**THE RECORDS**
____

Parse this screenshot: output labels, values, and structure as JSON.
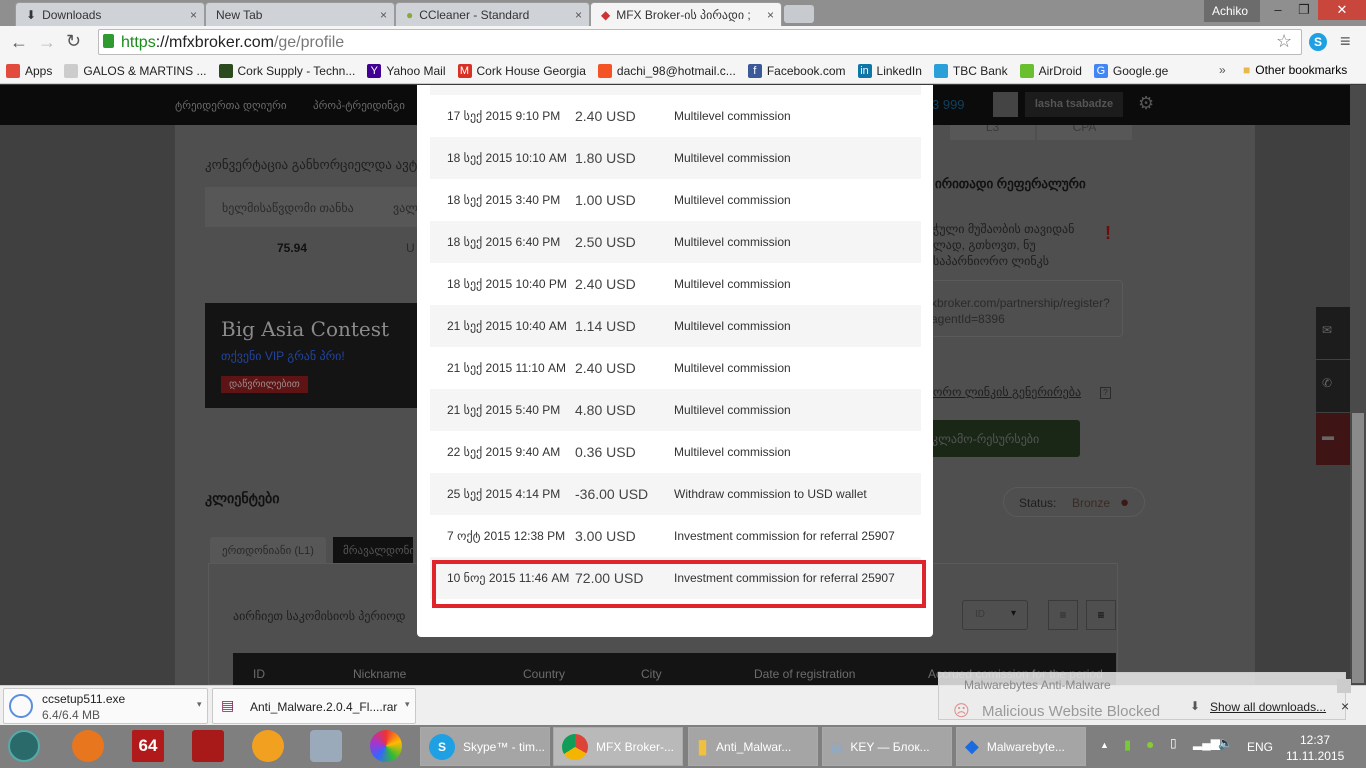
{
  "browser": {
    "tabs": [
      {
        "label": "Downloads",
        "icon": "download-icon"
      },
      {
        "label": "New Tab"
      },
      {
        "label": "CCleaner - Standard",
        "icon": "ccleaner-icon"
      },
      {
        "label": "MFX Broker-ის პირადი ;",
        "icon": "mfx-icon",
        "active": true
      }
    ],
    "profile_name": "Achiko",
    "url_scheme": "https",
    "url_host": "://mfxbroker.com",
    "url_path": "/ge/profile",
    "bookmarks": [
      {
        "label": "Apps",
        "color": "#e24a3b"
      },
      {
        "label": "GALOS & MARTINS ...",
        "color": "#cccccc"
      },
      {
        "label": "Cork Supply - Techn...",
        "color": "#2b4a1d"
      },
      {
        "label": "Yahoo Mail",
        "color": "#410093",
        "glyph": "Y"
      },
      {
        "label": "Cork House Georgia",
        "color": "#d93025",
        "glyph": "M"
      },
      {
        "label": "dachi_98@hotmail.c...",
        "color": "#f35325"
      },
      {
        "label": "Facebook.com",
        "color": "#3b5998",
        "glyph": "f"
      },
      {
        "label": "LinkedIn",
        "color": "#0e76a8",
        "glyph": "in"
      },
      {
        "label": "TBC Bank",
        "color": "#2a9fd8"
      },
      {
        "label": "AirDroid",
        "color": "#6abf2e"
      },
      {
        "label": "Google.ge",
        "color": "#4285f4",
        "glyph": "G"
      }
    ],
    "bookmarks_more": "»",
    "other_bookmarks": "Other bookmarks"
  },
  "site": {
    "nav": [
      "ტრეიდერთა დღიური",
      "პროპ-ტრეიდინგი"
    ],
    "phone_fragment": "3 999",
    "user_name": "lasha tsabadze",
    "conversion_text": "კონვერტაცია განხორციელდა ავტო",
    "balance_header": "ხელმისაწვდომი თანხა",
    "balance_header2": "ვალ",
    "balance_value": "75.94",
    "balance_currency": "U",
    "level_tabs": [
      "L3",
      "CPA"
    ],
    "banner_title": "Big Asia Contest",
    "banner_subtitle": "თქვენი VIP გრან პრი!",
    "banner_button": "დაწვრილებით",
    "ref_heading": "ირითადი რეფერალური",
    "ref_warning": [
      "ჭული მუშაობის თავიდან",
      "ლად, გთხოვთ, ნუ",
      "საპარნიორო ლინკს"
    ],
    "ref_link": [
      "xbroker.com/partnership/register?",
      "agentId=8396"
    ],
    "gen_link": "ორო ლინკის გენერირება",
    "ads_button": "კლამო-რესურსები",
    "clients_heading": "კლიენტები",
    "status_label": "Status:",
    "status_value": "Bronze",
    "client_tabs": [
      "ერთდონიანი (L1)",
      "მრავალდონი"
    ],
    "period_label": "აირჩიეთ საკომისიოს პერიოდ",
    "sort_value": "ID",
    "table_headers": [
      "ID",
      "Nickname",
      "Country",
      "City",
      "Date of registration",
      "Accrued comission for the period"
    ]
  },
  "modal": {
    "rows": [
      {
        "date": "17 სექ 2015 9:10 PM",
        "amount": "2.40 USD",
        "type": "Multilevel commission"
      },
      {
        "date": "18 სექ 2015 10:10 AM",
        "amount": "1.80 USD",
        "type": "Multilevel commission"
      },
      {
        "date": "18 სექ 2015 3:40 PM",
        "amount": "1.00 USD",
        "type": "Multilevel commission"
      },
      {
        "date": "18 სექ 2015 6:40 PM",
        "amount": "2.50 USD",
        "type": "Multilevel commission"
      },
      {
        "date": "18 სექ 2015 10:40 PM",
        "amount": "2.40 USD",
        "type": "Multilevel commission"
      },
      {
        "date": "21 სექ 2015 10:40 AM",
        "amount": "1.14 USD",
        "type": "Multilevel commission"
      },
      {
        "date": "21 სექ 2015 11:10 AM",
        "amount": "2.40 USD",
        "type": "Multilevel commission"
      },
      {
        "date": "21 სექ 2015 5:40 PM",
        "amount": "4.80 USD",
        "type": "Multilevel commission"
      },
      {
        "date": "22 სექ 2015 9:40 AM",
        "amount": "0.36 USD",
        "type": "Multilevel commission"
      },
      {
        "date": "25 სექ 2015 4:14 PM",
        "amount": "-36.00 USD",
        "type": "Withdraw commission to USD wallet"
      },
      {
        "date": "7 ოქტ 2015 12:38 PM",
        "amount": "3.00 USD",
        "type": "Investment commission for referral 25907"
      },
      {
        "date": "10 ნოე 2015 11:46 AM",
        "amount": "72.00 USD",
        "type": "Investment commission for referral 25907",
        "highlighted": true
      }
    ]
  },
  "downloads": [
    {
      "name": "ccsetup511.exe",
      "size": "6.4/6.4 MB"
    },
    {
      "name": "Anti_Malware.2.0.4_Fl....rar"
    }
  ],
  "show_all_downloads": "Show all downloads...",
  "notification": {
    "app": "Malwarebytes Anti-Malware",
    "message": "Malicious Website Blocked"
  },
  "taskbar": {
    "windows": [
      "Skype™ - tim...",
      "MFX Broker-...",
      "Anti_Malwar...",
      "KEY — Блок...",
      "Malwarebyte..."
    ],
    "lang": "ENG",
    "time": "12:37",
    "date": "11.11.2015"
  }
}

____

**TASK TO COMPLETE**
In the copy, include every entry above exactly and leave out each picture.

**SOLUTION TO THE PROBLEM**
Parse this screenshot: output labels, values, and structure as JSON.
{
  "browser": {
    "tabs": [
      {
        "label": "Downloads",
        "icon": "download-icon"
      },
      {
        "label": "New Tab"
      },
      {
        "label": "CCleaner - Standard",
        "icon": "ccleaner-icon"
      },
      {
        "label": "MFX Broker-ის პირადი ;",
        "icon": "mfx-icon",
        "active": true
      }
    ],
    "profile_name": "Achiko",
    "url_scheme": "https",
    "url_host": "://mfxbroker.com",
    "url_path": "/ge/profile",
    "bookmarks": [
      {
        "label": "Apps",
        "color": "#e24a3b"
      },
      {
        "label": "GALOS & MARTINS ...",
        "color": "#cccccc"
      },
      {
        "label": "Cork Supply - Techn...",
        "color": "#2b4a1d"
      },
      {
        "label": "Yahoo Mail",
        "color": "#410093",
        "glyph": "Y"
      },
      {
        "label": "Cork House Georgia",
        "color": "#d93025",
        "glyph": "M"
      },
      {
        "label": "dachi_98@hotmail.c...",
        "color": "#f35325"
      },
      {
        "label": "Facebook.com",
        "color": "#3b5998",
        "glyph": "f"
      },
      {
        "label": "LinkedIn",
        "color": "#0e76a8",
        "glyph": "in"
      },
      {
        "label": "TBC Bank",
        "color": "#2a9fd8"
      },
      {
        "label": "AirDroid",
        "color": "#6abf2e"
      },
      {
        "label": "Google.ge",
        "color": "#4285f4",
        "glyph": "G"
      }
    ],
    "bookmarks_more": "»",
    "other_bookmarks": "Other bookmarks"
  },
  "site": {
    "nav": [
      "ტრეიდერთა დღიური",
      "პროპ-ტრეიდინგი"
    ],
    "phone_fragment": "3 999",
    "user_name": "lasha tsabadze",
    "conversion_text": "კონვერტაცია განხორციელდა ავტო",
    "balance_header": "ხელმისაწვდომი თანხა",
    "balance_header2": "ვალ",
    "balance_value": "75.94",
    "balance_currency": "U",
    "level_tabs": [
      "L3",
      "CPA"
    ],
    "banner_title": "Big Asia Contest",
    "banner_subtitle": "თქვენი VIP გრან პრი!",
    "banner_button": "დაწვრილებით",
    "ref_heading": "ირითადი რეფერალური",
    "ref_warning": [
      "ჭული მუშაობის თავიდან",
      "ლად, გთხოვთ, ნუ",
      "საპარნიორო ლინკს"
    ],
    "ref_link": [
      "xbroker.com/partnership/register?",
      "agentId=8396"
    ],
    "gen_link": "ორო ლინკის გენერირება",
    "ads_button": "კლამო-რესურსები",
    "clients_heading": "კლიენტები",
    "status_label": "Status:",
    "status_value": "Bronze",
    "client_tabs": [
      "ერთდონიანი (L1)",
      "მრავალდონი"
    ],
    "period_label": "აირჩიეთ საკომისიოს პერიოდ",
    "sort_value": "ID",
    "table_headers": [
      "ID",
      "Nickname",
      "Country",
      "City",
      "Date of registration",
      "Accrued comission for the period"
    ]
  },
  "modal": {
    "rows": [
      {
        "date": "17 სექ 2015 9:10 PM",
        "amount": "2.40 USD",
        "type": "Multilevel commission"
      },
      {
        "date": "18 სექ 2015 10:10 AM",
        "amount": "1.80 USD",
        "type": "Multilevel commission"
      },
      {
        "date": "18 სექ 2015 3:40 PM",
        "amount": "1.00 USD",
        "type": "Multilevel commission"
      },
      {
        "date": "18 სექ 2015 6:40 PM",
        "amount": "2.50 USD",
        "type": "Multilevel commission"
      },
      {
        "date": "18 სექ 2015 10:40 PM",
        "amount": "2.40 USD",
        "type": "Multilevel commission"
      },
      {
        "date": "21 სექ 2015 10:40 AM",
        "amount": "1.14 USD",
        "type": "Multilevel commission"
      },
      {
        "date": "21 სექ 2015 11:10 AM",
        "amount": "2.40 USD",
        "type": "Multilevel commission"
      },
      {
        "date": "21 სექ 2015 5:40 PM",
        "amount": "4.80 USD",
        "type": "Multilevel commission"
      },
      {
        "date": "22 სექ 2015 9:40 AM",
        "amount": "0.36 USD",
        "type": "Multilevel commission"
      },
      {
        "date": "25 სექ 2015 4:14 PM",
        "amount": "-36.00 USD",
        "type": "Withdraw commission to USD wallet"
      },
      {
        "date": "7 ოქტ 2015 12:38 PM",
        "amount": "3.00 USD",
        "type": "Investment commission for referral 25907"
      },
      {
        "date": "10 ნოე 2015 11:46 AM",
        "amount": "72.00 USD",
        "type": "Investment commission for referral 25907",
        "highlighted": true
      }
    ]
  },
  "downloads": [
    {
      "name": "ccsetup511.exe",
      "size": "6.4/6.4 MB"
    },
    {
      "name": "Anti_Malware.2.0.4_Fl....rar"
    }
  ],
  "show_all_downloads": "Show all downloads...",
  "notification": {
    "app": "Malwarebytes Anti-Malware",
    "message": "Malicious Website Blocked"
  },
  "taskbar": {
    "windows": [
      "Skype™ - tim...",
      "MFX Broker-...",
      "Anti_Malwar...",
      "KEY — Блок...",
      "Malwarebyte..."
    ],
    "lang": "ENG",
    "time": "12:37",
    "date": "11.11.2015"
  }
}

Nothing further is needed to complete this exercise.